This novel centers around two tragic New York City disasters: the Triangle Shirtwaist Factory Fire in 1911, and September 11, 2001. Up until September 11, the Triangle fire was the worst workplace disaster in New York City history. Over 140 workers were killed (mostly women) in a fire that swept through the garment factory's 8th floor. Many of them leapt to their deaths when they couldn't escape the flames.
So…this novel deals with two women who were each touched by these tragedies: Clara and Taryn. Clara worked at the Triangle factory as a nurse and escaped the fire, only to witness the horror of watching a man she loved jump to his death. She's decided she can't stay in New York City, so she's taken a job as a nurse on Ellis Island, caring for sick immigrants who aren't allowed into New York City until they are well enough to leave quarantine. She has been on the island for months and won't leave.
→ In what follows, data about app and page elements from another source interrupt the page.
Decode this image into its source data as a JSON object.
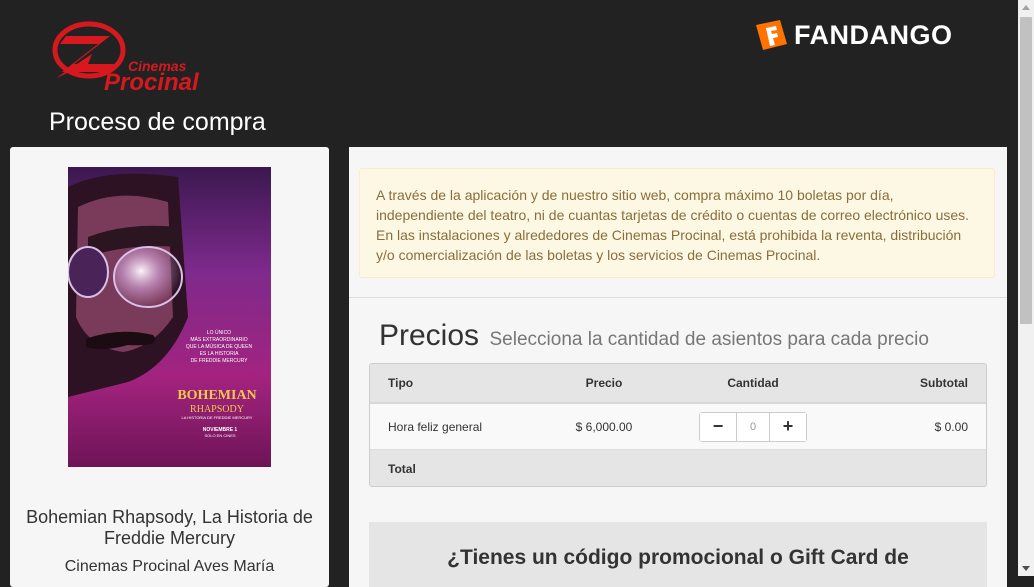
{
  "header": {
    "logo_line1": "Cinemas",
    "logo_line2": "Procinal",
    "page_title": "Proceso de compra",
    "partner_logo": "FANDANGO"
  },
  "movie": {
    "title": "Bohemian Rhapsody, La Historia de Freddie Mercury",
    "cinema": "Cinemas Procinal Aves María",
    "poster": {
      "line1": "LO ÚNICO",
      "line2": "MÁS EXTRAORDINARIO",
      "line3": "QUE LA MÚSICA DE QUEEN",
      "line4": "ES LA HISTORIA",
      "line5": "DE FREDDIE MERCURY",
      "name1": "BOHEMIAN",
      "name2": "RHAPSODY",
      "tagline": "LA HISTORIA DE FREDDIE MERCURY",
      "release1": "NOVIEMBRE 1",
      "release2": "SOLO EN CINES"
    }
  },
  "notice": {
    "text": "A través de la aplicación y de nuestro sitio web, compra máximo 10 boletas por día, independiente del teatro, ni de cuantas tarjetas de crédito o cuentas de correo electrónico uses. En las instalaciones y alrededores de Cinemas Procinal, está prohibida la reventa, distribución y/o comercialización de las boletas y los servicios de Cinemas Procinal."
  },
  "prices": {
    "title": "Precios",
    "subtitle": "Selecciona la cantidad de asientos para cada precio",
    "columns": {
      "type": "Tipo",
      "price": "Precio",
      "quantity": "Cantidad",
      "subtotal": "Subtotal"
    },
    "rows": [
      {
        "type": "Hora feliz general",
        "price": "$ 6,000.00",
        "quantity": "0",
        "subtotal": "$ 0.00"
      }
    ],
    "total_label": "Total",
    "minus_symbol": "−",
    "plus_symbol": "+"
  },
  "promo": {
    "title": "¿Tienes un código promocional o Gift Card de"
  },
  "colors": {
    "brand_red": "#d7191f",
    "fandango_orange": "#ff7300",
    "header_bg": "#222222",
    "notice_bg": "#fcf8e3",
    "notice_text": "#8a6d3b"
  },
  "icons": {
    "minus": "minus-icon",
    "plus": "plus-icon",
    "brand": "cinemas-procinal-logo",
    "partner": "fandango-logo"
  }
}
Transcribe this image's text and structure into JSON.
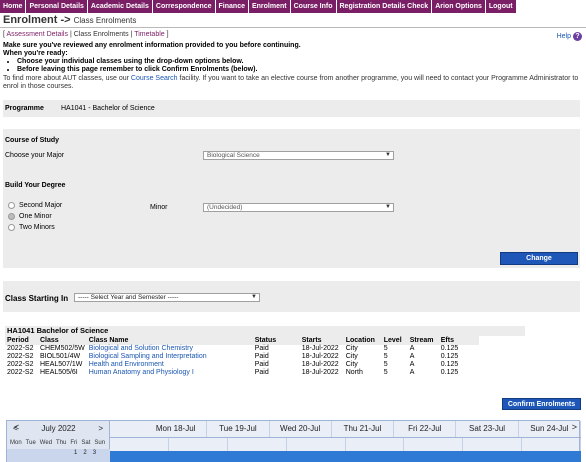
{
  "nav": [
    "Home",
    "Personal Details",
    "Academic Details",
    "Correspondence",
    "Finance",
    "Enrolment",
    "Course Info",
    "Registration Details Check",
    "Arion Options",
    "Logout"
  ],
  "header": {
    "title": "Enrolment",
    "arrow": "->",
    "subtitle": "Class Enrolments"
  },
  "help": {
    "label": "Help",
    "icon": "?"
  },
  "subnav": {
    "open": "[",
    "assessment": "Assessment Details",
    "sep1": "|",
    "current": "Class Enrolments",
    "sep2": "|",
    "timetable": "Timetable",
    "close": "]"
  },
  "info": {
    "line1": "Make sure you've reviewed any enrolment information provided to you before continuing.",
    "line2": "When you're ready:",
    "bullet1": "Choose your individual classes using the drop-down options below.",
    "bullet2": "Before leaving this page remember to click Confirm Enrolments (below).",
    "plain_pre": "To find more about AUT classes, use our",
    "plain_link": "Course Search",
    "plain_post": "facility. If you want to take an elective course from another programme, you will need to contact your Programme Administrator to enrol in those courses."
  },
  "programme": {
    "label": "Programme",
    "value": "HA1041 - Bachelor of Science"
  },
  "course_of_study": {
    "heading": "Course of Study",
    "major_label": "Choose your Major",
    "major_value": "Biological Science",
    "build_heading": "Build Your Degree",
    "options": [
      "Second Major",
      "One Minor",
      "Two Minors"
    ],
    "minor_label": "Minor",
    "minor_value": "(Undecided)",
    "change_button": "Change"
  },
  "class_starting": {
    "label": "Class Starting In",
    "value": "----- Select Year and Semester -----"
  },
  "enrolments": {
    "title": "HA1041 Bachelor of Science",
    "columns": [
      "Period",
      "Class",
      "Class Name",
      "Status",
      "Starts",
      "Location",
      "Level",
      "Stream",
      "Efts"
    ],
    "rows": [
      [
        "2022-S2",
        "CHEM502/5W",
        "Biological and Solution Chemistry",
        "Paid",
        "18-Jul-2022",
        "City",
        "5",
        "A",
        "0.125"
      ],
      [
        "2022-S2",
        "BIOL501/4W",
        "Biological Sampling and Interpretation",
        "Paid",
        "18-Jul-2022",
        "City",
        "5",
        "A",
        "0.125"
      ],
      [
        "2022-S2",
        "HEAL507/1W",
        "Health and Environment",
        "Paid",
        "18-Jul-2022",
        "City",
        "5",
        "A",
        "0.125"
      ],
      [
        "2022-S2",
        "HEAL505/6I",
        "Human Anatomy and Physiology I",
        "Paid",
        "18-Jul-2022",
        "North",
        "5",
        "A",
        "0.125"
      ]
    ]
  },
  "confirm_button": "Confirm Enrolments",
  "calendar": {
    "month": "July 2022",
    "prev": "<",
    "next": ">",
    "weekdays": [
      "Mon",
      "Tue",
      "Wed",
      "Thu",
      "Fri",
      "Sat",
      "Sun"
    ],
    "first_dates": [
      "1",
      "2",
      "3"
    ],
    "week_days": [
      "Mon 18-Jul",
      "Tue 19-Jul",
      "Wed 20-Jul",
      "Thu 21-Jul",
      "Fri 22-Jul",
      "Sat 23-Jul",
      "Sun 24-Jul"
    ]
  },
  "colors": {
    "nav": "#7a1f66",
    "button": "#1e57b8",
    "link": "#1a56b3",
    "panel": "#ececec",
    "calendar_bar": "#2e7ad4"
  }
}
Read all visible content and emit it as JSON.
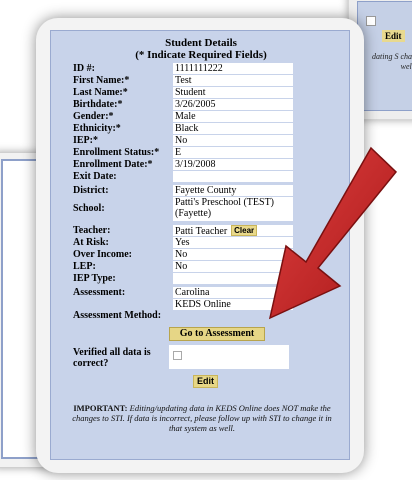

Taryn, in 2011, is a widow and mother who works in a fabric store that customizes in working with old fabrics. She lost her husband on September 11. Now the 10th anniversary is coming up, and a long lost photo of Taryn and a man standing outside, watching in horror as the first tower comes down is republished in the paper. Taryn was wearing a peculiar scarf that day; it had marigolds on it. That scarf is first found in Clara's story; she befriends Andrew, an immigrant who's been forced into quarantine because he's been exposed to scarlet fever on his ship. This scarlet fever also killed his new wife, and the scarf was hers. Andrew keeps it with him and Clara soon finds in Andrew a kindred spirit: both are mourning love lost, and what could have been.
There's lots more to this story, but if I tell anymore I'll give too much away. Suffice it to say it's a novel about grieving, and making choices that will either expose a painful truth or keep it quiet for the sake of love. It's about allowing yourself to grieve, but moving forward and facing the survivor's guilt that sometimes happens when a loved one dies and you survive.
You'll find Clara's story much more compelling than Taryn's, and it takes up most of the novel. These two women are bound by many things, even though their stories are 100 years apart. It's a novel that at first is good, but gets better. It's a book that I kept thinking about long after turning the last page.
Rating: 7/10 for feeding my never-ending obsession with the Triangle Fire, and bringing two stories together at the end in a satisfying conclusion. You may find Clara a bit annoying after awhile, but hang in there--you'll like her!
Available in paperback and e-book.